- _Page and application data records_
● ● ● ● ●

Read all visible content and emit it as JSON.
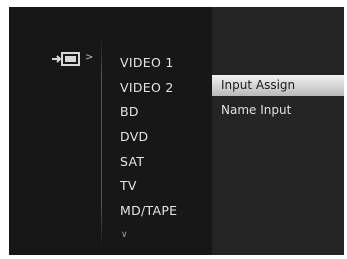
{
  "source_menu": {
    "items": [
      {
        "label": "VIDEO 1"
      },
      {
        "label": "VIDEO 2"
      },
      {
        "label": "BD"
      },
      {
        "label": "DVD"
      },
      {
        "label": "SAT"
      },
      {
        "label": "TV"
      },
      {
        "label": "MD/TAPE"
      }
    ],
    "more_indicator": "∨"
  },
  "submenu": {
    "items": [
      {
        "label": "Input Assign",
        "selected": true
      },
      {
        "label": "Name Input",
        "selected": false
      }
    ]
  },
  "icons": {
    "input": "input-source-icon",
    "chevron": "chevron-right-icon",
    "more": "chevron-down-icon"
  },
  "colors": {
    "background": "#171717",
    "panel": "#242424",
    "highlight": "#d8d8d8",
    "text": "#e4e4e4"
  }
}
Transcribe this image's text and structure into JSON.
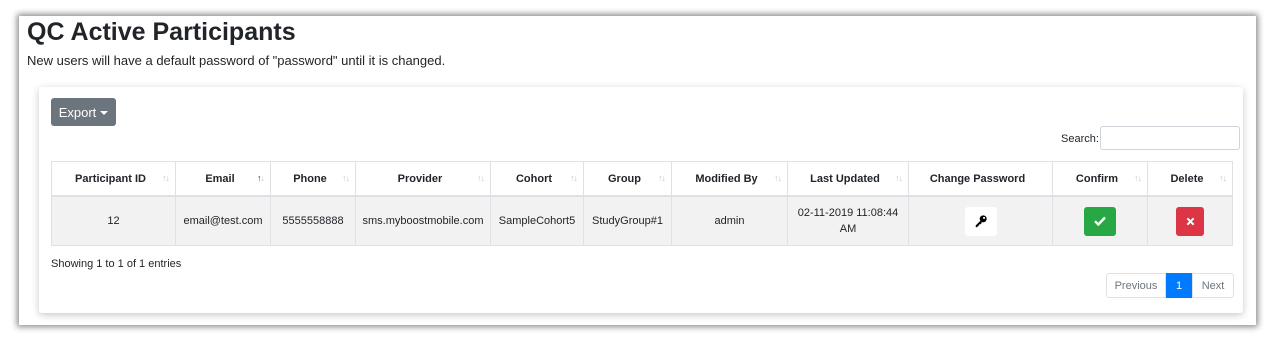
{
  "header": {
    "title": "QC Active Participants",
    "subtitle": "New users will have a default password of \"password\" until it is changed."
  },
  "toolbar": {
    "export_label": "Export",
    "search_label": "Search:",
    "search_value": ""
  },
  "table": {
    "columns": [
      "Participant ID",
      "Email",
      "Phone",
      "Provider",
      "Cohort",
      "Group",
      "Modified By",
      "Last Updated",
      "Change Password",
      "Confirm",
      "Delete"
    ],
    "sorted_column": "Email",
    "sort_direction": "ascending",
    "rows": [
      {
        "participant_id": "12",
        "email": "email@test.com",
        "phone": "5555558888",
        "provider": "sms.myboostmobile.com",
        "cohort": "SampleCohort5",
        "group": "StudyGroup#1",
        "modified_by": "admin",
        "last_updated": "02-11-2019 11:08:44 AM",
        "change_password_icon": "key-icon",
        "confirm_icon": "check-icon",
        "delete_icon": "times-icon"
      }
    ]
  },
  "footer": {
    "info": "Showing 1 to 1 of 1 entries",
    "pagination": {
      "previous": "Previous",
      "current": "1",
      "next": "Next"
    }
  },
  "colors": {
    "export_button": "#6c757d",
    "confirm_button": "#28a745",
    "delete_button": "#dc3545",
    "active_page": "#007bff",
    "row_background": "#f2f2f2"
  }
}
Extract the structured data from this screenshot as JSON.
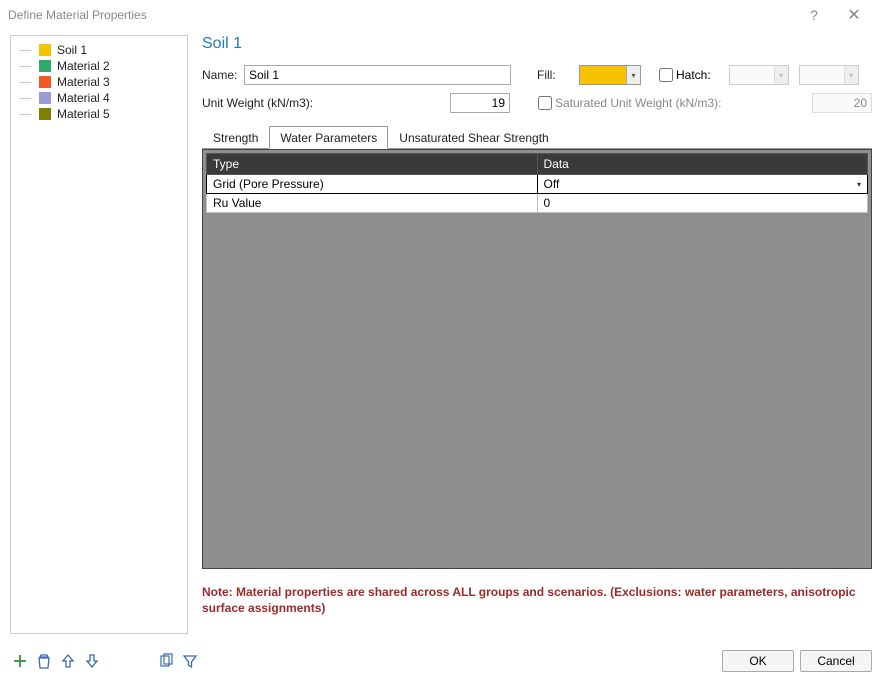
{
  "window": {
    "title": "Define Material Properties"
  },
  "sidebar": {
    "items": [
      {
        "label": "Soil 1",
        "color": "gold"
      },
      {
        "label": "Material 2",
        "color": "green"
      },
      {
        "label": "Material 3",
        "color": "orange"
      },
      {
        "label": "Material 4",
        "color": "lav"
      },
      {
        "label": "Material 5",
        "color": "olive"
      }
    ]
  },
  "main": {
    "title": "Soil 1",
    "name_label": "Name:",
    "name_value": "Soil 1",
    "fill_label": "Fill:",
    "fill_color": "#f7c300",
    "hatch_label": "Hatch:",
    "unitweight_label": "Unit Weight (kN/m3):",
    "unitweight_value": "19",
    "sat_label": "Saturated Unit Weight (kN/m3):",
    "sat_value": "20"
  },
  "tabs": {
    "strength": "Strength",
    "water": "Water Parameters",
    "unsat": "Unsaturated Shear Strength"
  },
  "grid": {
    "col_type": "Type",
    "col_data": "Data",
    "rows": [
      {
        "type": "Grid (Pore Pressure)",
        "data": "Off"
      },
      {
        "type": "Ru Value",
        "data": "0"
      }
    ]
  },
  "note": "Note: Material properties are shared across ALL groups and scenarios. (Exclusions: water parameters, anisotropic surface assignments)",
  "buttons": {
    "ok": "OK",
    "cancel": "Cancel"
  }
}
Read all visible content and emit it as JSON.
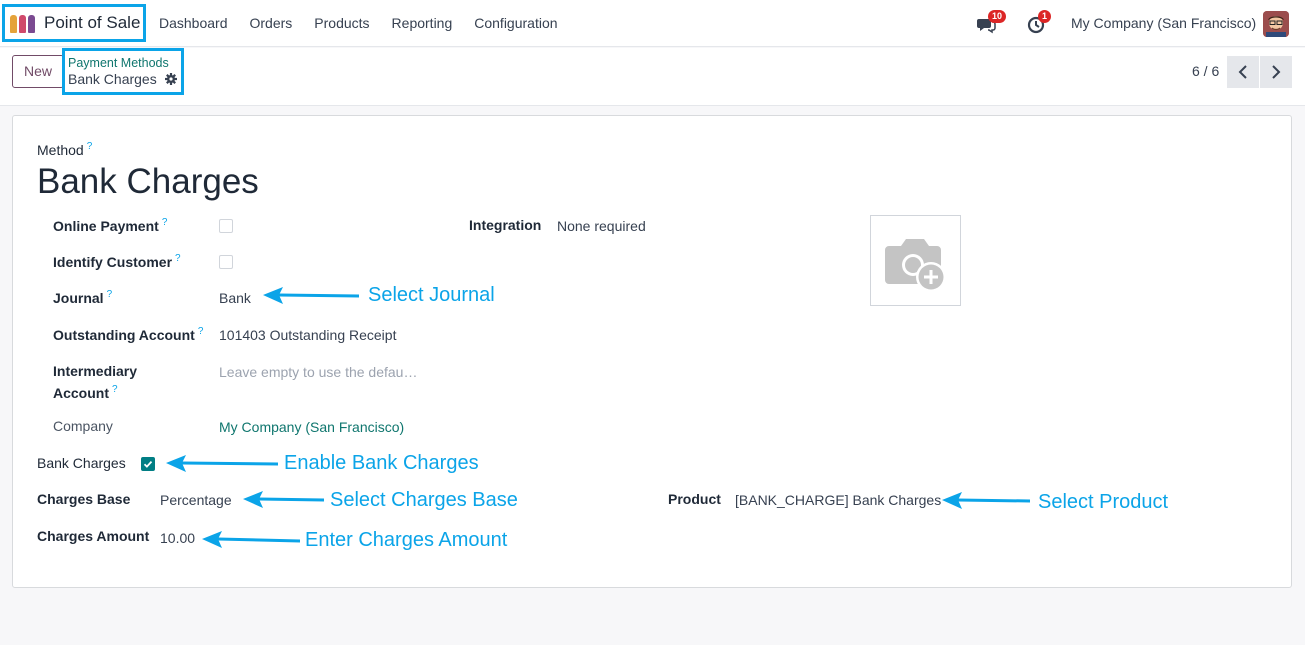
{
  "navbar": {
    "app_name": "Point of Sale",
    "menu": [
      "Dashboard",
      "Orders",
      "Products",
      "Reporting",
      "Configuration"
    ],
    "messages_count": "10",
    "activities_count": "1",
    "company": "My Company (San Francisco)"
  },
  "control": {
    "new_label": "New",
    "breadcrumb_parent": "Payment Methods",
    "breadcrumb_current": "Bank Charges",
    "pager": "6 / 6"
  },
  "form": {
    "method_label": "Method",
    "q": "?",
    "name": "Bank Charges",
    "online_payment_label": "Online Payment",
    "identify_customer_label": "Identify Customer",
    "journal_label": "Journal",
    "journal_value": "Bank",
    "outstanding_label": "Outstanding Account",
    "outstanding_value": "101403 Outstanding Receipt",
    "intermediary_label_1": "Intermediary",
    "intermediary_label_2": "Account",
    "intermediary_placeholder": "Leave empty to use the defau…",
    "company_label": "Company",
    "company_value": "My Company (San Francisco)",
    "integration_label": "Integration",
    "integration_value": "None required",
    "bank_charges_label": "Bank Charges",
    "bank_charges_checked": true,
    "charges_base_label": "Charges Base",
    "charges_base_value": "Percentage",
    "charges_amount_label": "Charges Amount",
    "charges_amount_value": "10.00",
    "product_label": "Product",
    "product_value": "[BANK_CHARGE] Bank Charges"
  },
  "annotations": {
    "journal": "Select Journal",
    "bank_charges": "Enable Bank Charges",
    "charges_base": "Select Charges Base",
    "charges_amount": "Enter Charges Amount",
    "product": "Select Product"
  },
  "colors": {
    "highlight": "#0ba4e8",
    "primary": "#714b67",
    "accent": "#017e84",
    "badge": "#dc2626"
  }
}
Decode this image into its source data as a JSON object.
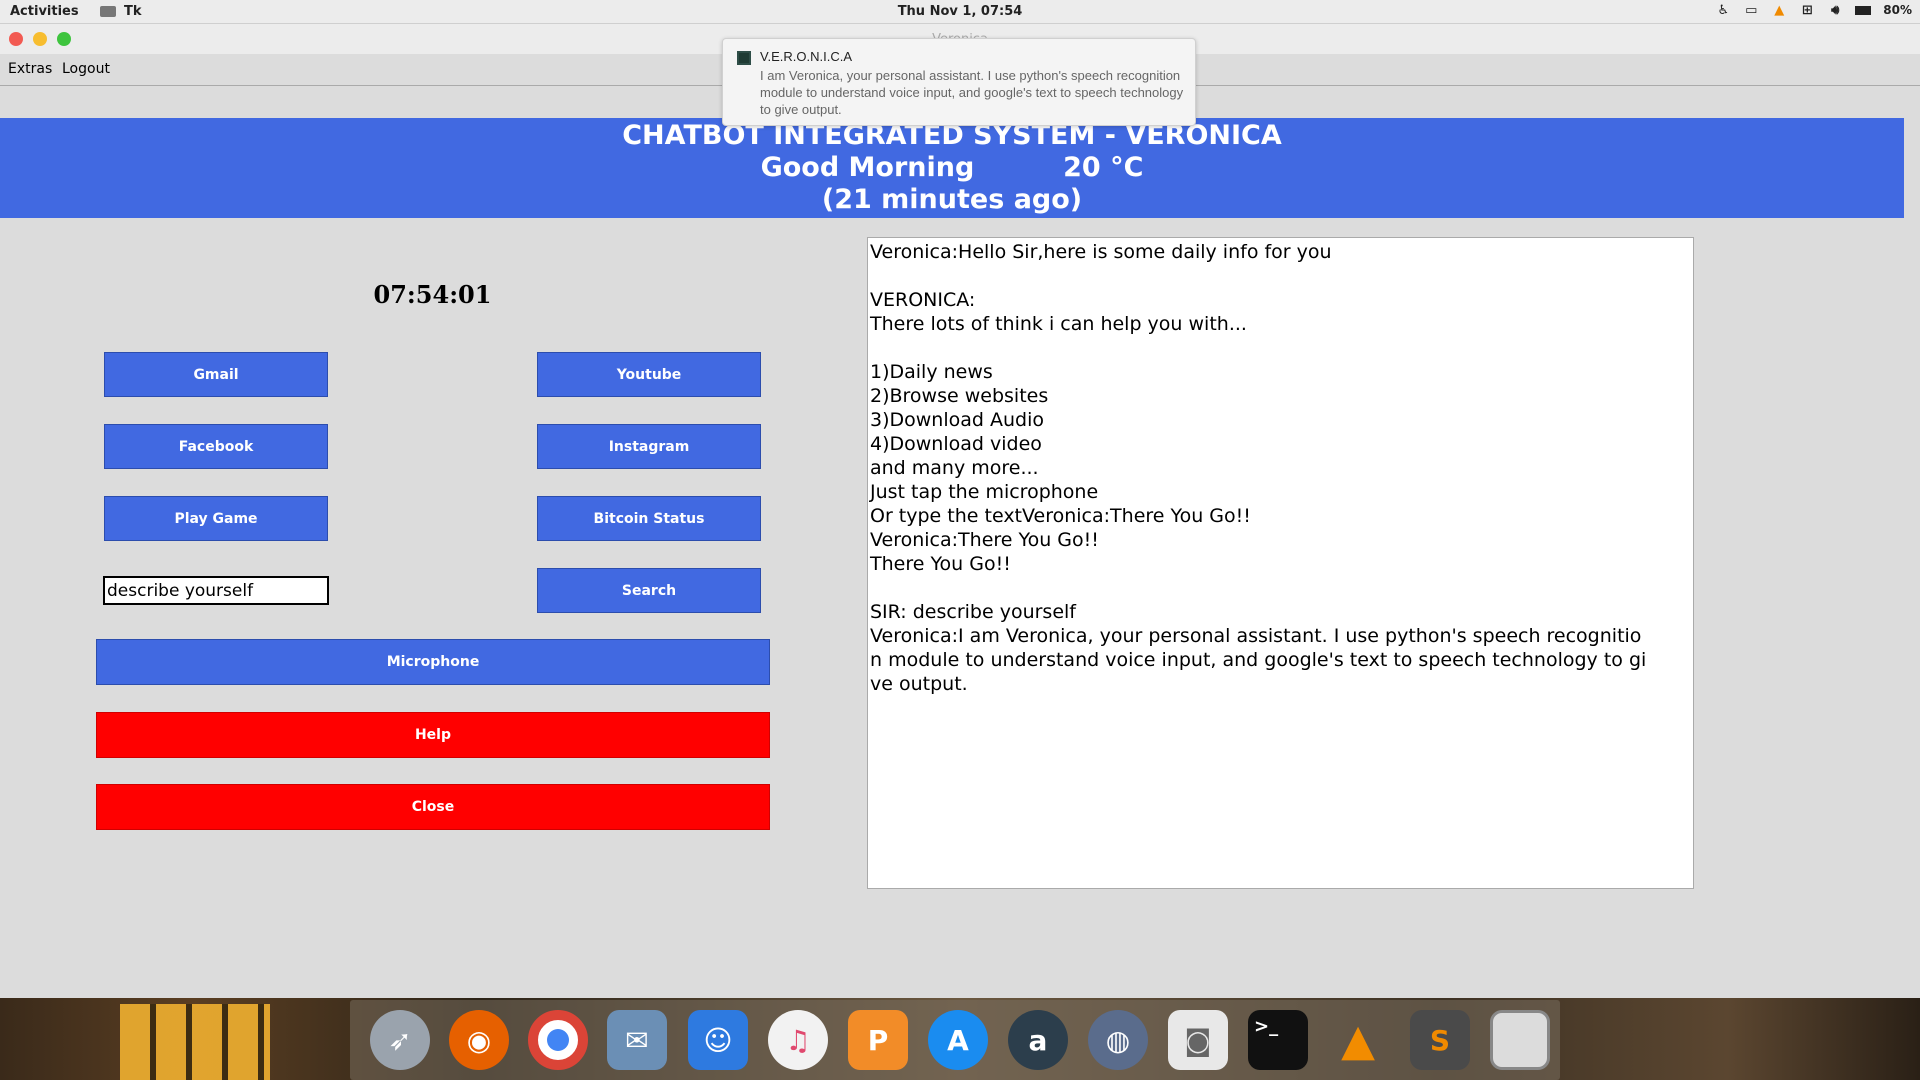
{
  "topbar": {
    "activities": "Activities",
    "app_name": "Tk",
    "clock": "Thu Nov  1, 07:54",
    "battery": "80%"
  },
  "window": {
    "title": "Veronica"
  },
  "menu": {
    "extras": "Extras",
    "logout": "Logout"
  },
  "notification": {
    "title": "V.E.R.O.N.I.C.A",
    "body": "I am Veronica, your personal assistant. I use python's speech recognition module to understand voice input, and google's text to speech technology to give output."
  },
  "banner": {
    "line1": "CHATBOT INTEGRATED SYSTEM - VERONICA",
    "greeting": "Good Morning",
    "temperature": "20 °C",
    "line3": "(21 minutes ago)"
  },
  "timer": "07:54:01",
  "buttons": {
    "gmail": "Gmail",
    "youtube": "Youtube",
    "facebook": "Facebook",
    "instagram": "Instagram",
    "play_game": "Play Game",
    "bitcoin": "Bitcoin Status",
    "search": "Search",
    "microphone": "Microphone",
    "help": "Help",
    "close": "Close"
  },
  "entry_value": "describe yourself",
  "conversation": "Veronica:Hello Sir,here is some daily info for you\n\nVERONICA:\nThere lots of think i can help you with...\n\n1)Daily news\n2)Browse websites\n3)Download Audio\n4)Download video\nand many more...\nJust tap the microphone\nOr type the textVeronica:There You Go!!\nVeronica:There You Go!!\nThere You Go!!\n\nSIR: describe yourself\nVeronica:I am Veronica, your personal assistant. I use python's speech recognitio\nn module to understand voice input, and google's text to speech technology to gi\nve output.",
  "colors": {
    "primary": "#4169e1",
    "danger": "#ff0000"
  },
  "dock_icons": [
    "launchpad-icon",
    "firefox-icon",
    "chrome-icon",
    "preview-icon",
    "finder-icon",
    "itunes-icon",
    "pages-icon",
    "app-store-icon",
    "amazon-icon",
    "network-icon",
    "screenshot-icon",
    "terminal-icon",
    "vlc-icon",
    "sublime-icon",
    "desktop-icon"
  ]
}
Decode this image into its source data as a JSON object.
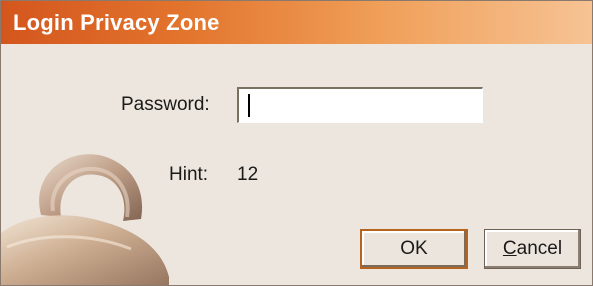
{
  "window": {
    "title": "Login Privacy Zone"
  },
  "form": {
    "password_label": "Password:",
    "password_value": "",
    "hint_label": "Hint:",
    "hint_value": "12"
  },
  "buttons": {
    "ok_label": "OK",
    "cancel_mnemonic": "C",
    "cancel_rest": "ancel"
  },
  "icons": {
    "decoration": "padlock-icon"
  },
  "colors": {
    "title_start": "#d4561e",
    "title_end": "#f6c394",
    "background": "#ede6df",
    "default_button_border": "#b5631f"
  }
}
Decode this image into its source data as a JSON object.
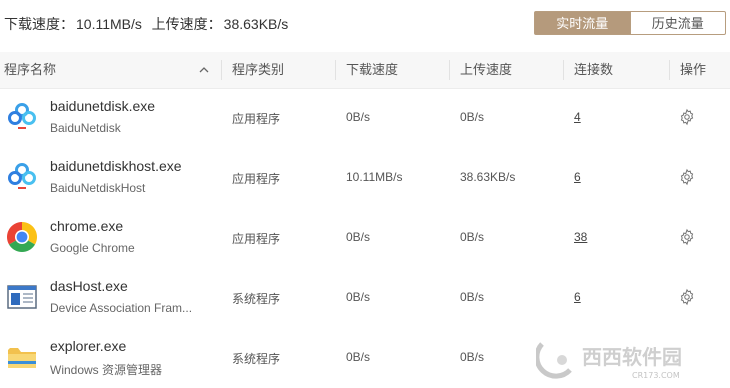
{
  "summary": {
    "download_label": "下载速度：",
    "download_value": "10.11MB/s",
    "upload_label": "上传速度：",
    "upload_value": "38.63KB/s"
  },
  "tabs": {
    "realtime": "实时流量",
    "history": "历史流量"
  },
  "columns": {
    "name": "程序名称",
    "type": "程序类别",
    "download": "下载速度",
    "upload": "上传速度",
    "connections": "连接数",
    "action": "操作"
  },
  "rows": [
    {
      "name": "baidunetdisk.exe",
      "desc": "BaiduNetdisk",
      "type": "应用程序",
      "download": "0B/s",
      "upload": "0B/s",
      "connections": "4",
      "icon": "baidu-netdisk-icon"
    },
    {
      "name": "baidunetdiskhost.exe",
      "desc": "BaiduNetdiskHost",
      "type": "应用程序",
      "download": "10.11MB/s",
      "upload": "38.63KB/s",
      "connections": "6",
      "icon": "baidu-netdisk-icon"
    },
    {
      "name": "chrome.exe",
      "desc": "Google Chrome",
      "type": "应用程序",
      "download": "0B/s",
      "upload": "0B/s",
      "connections": "38",
      "icon": "chrome-icon"
    },
    {
      "name": "dasHost.exe",
      "desc": "Device Association Fram...",
      "type": "系统程序",
      "download": "0B/s",
      "upload": "0B/s",
      "connections": "6",
      "icon": "window-icon"
    },
    {
      "name": "explorer.exe",
      "desc": "Windows 资源管理器",
      "type": "系统程序",
      "download": "0B/s",
      "upload": "0B/s",
      "connections": "",
      "icon": "folder-icon"
    }
  ],
  "watermark": {
    "text": "西西软件园",
    "sub": "CR173.COM"
  },
  "colors": {
    "accent": "#b59a7c",
    "header_bg": "#f7f7f7"
  }
}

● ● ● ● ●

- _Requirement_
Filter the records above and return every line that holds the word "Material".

- _Finished exercise_
    "title": "Define Material Properties"
        "label": "Material 2",
        "label": "Material 3",
        "label": "Material 4",
        "label": "Material 5",
  "note": "Note: Material properties are shared across ALL groups and scenarios. (Exclusions: water parameters, anisotropic surface assignments)",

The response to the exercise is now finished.